## WHAT THE TASK REQUIRES
Exclude all images and print the entries below exactly.

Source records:

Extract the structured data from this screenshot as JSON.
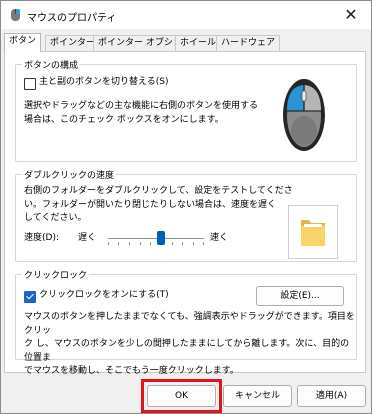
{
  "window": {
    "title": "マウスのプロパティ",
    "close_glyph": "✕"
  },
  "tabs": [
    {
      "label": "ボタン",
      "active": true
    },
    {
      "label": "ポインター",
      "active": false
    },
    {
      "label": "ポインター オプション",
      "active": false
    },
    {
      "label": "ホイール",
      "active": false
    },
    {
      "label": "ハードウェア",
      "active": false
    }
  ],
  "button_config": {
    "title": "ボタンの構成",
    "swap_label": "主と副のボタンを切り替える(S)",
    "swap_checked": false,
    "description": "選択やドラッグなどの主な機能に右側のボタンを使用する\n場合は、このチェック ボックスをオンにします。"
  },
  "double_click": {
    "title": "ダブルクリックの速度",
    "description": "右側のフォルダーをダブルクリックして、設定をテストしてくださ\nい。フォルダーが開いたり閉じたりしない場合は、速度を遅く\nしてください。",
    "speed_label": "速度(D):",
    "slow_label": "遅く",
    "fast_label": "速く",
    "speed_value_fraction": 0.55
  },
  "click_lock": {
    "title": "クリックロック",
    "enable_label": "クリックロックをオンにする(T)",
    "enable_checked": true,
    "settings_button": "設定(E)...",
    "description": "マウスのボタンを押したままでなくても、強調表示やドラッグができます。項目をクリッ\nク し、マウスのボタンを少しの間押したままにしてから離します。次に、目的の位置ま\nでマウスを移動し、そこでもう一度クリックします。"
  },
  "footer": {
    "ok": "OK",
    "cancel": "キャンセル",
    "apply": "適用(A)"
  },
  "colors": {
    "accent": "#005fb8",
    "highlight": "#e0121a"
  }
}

## SOLUTION BELOW
Extract the structured data from this screenshot as JSON.
{
  "window": {
    "title": "マウスのプロパティ",
    "close_glyph": "✕"
  },
  "tabs": [
    {
      "label": "ボタン",
      "active": true
    },
    {
      "label": "ポインター",
      "active": false
    },
    {
      "label": "ポインター オプション",
      "active": false
    },
    {
      "label": "ホイール",
      "active": false
    },
    {
      "label": "ハードウェア",
      "active": false
    }
  ],
  "button_config": {
    "title": "ボタンの構成",
    "swap_label": "主と副のボタンを切り替える(S)",
    "swap_checked": false,
    "description": "選択やドラッグなどの主な機能に右側のボタンを使用する\n場合は、このチェック ボックスをオンにします。"
  },
  "double_click": {
    "title": "ダブルクリックの速度",
    "description": "右側のフォルダーをダブルクリックして、設定をテストしてくださ\nい。フォルダーが開いたり閉じたりしない場合は、速度を遅く\nしてください。",
    "speed_label": "速度(D):",
    "slow_label": "遅く",
    "fast_label": "速く",
    "speed_value_fraction": 0.55
  },
  "click_lock": {
    "title": "クリックロック",
    "enable_label": "クリックロックをオンにする(T)",
    "enable_checked": true,
    "settings_button": "設定(E)...",
    "description": "マウスのボタンを押したままでなくても、強調表示やドラッグができます。項目をクリッ\nク し、マウスのボタンを少しの間押したままにしてから離します。次に、目的の位置ま\nでマウスを移動し、そこでもう一度クリックします。"
  },
  "footer": {
    "ok": "OK",
    "cancel": "キャンセル",
    "apply": "適用(A)"
  },
  "colors": {
    "accent": "#005fb8",
    "highlight": "#e0121a"
  }
}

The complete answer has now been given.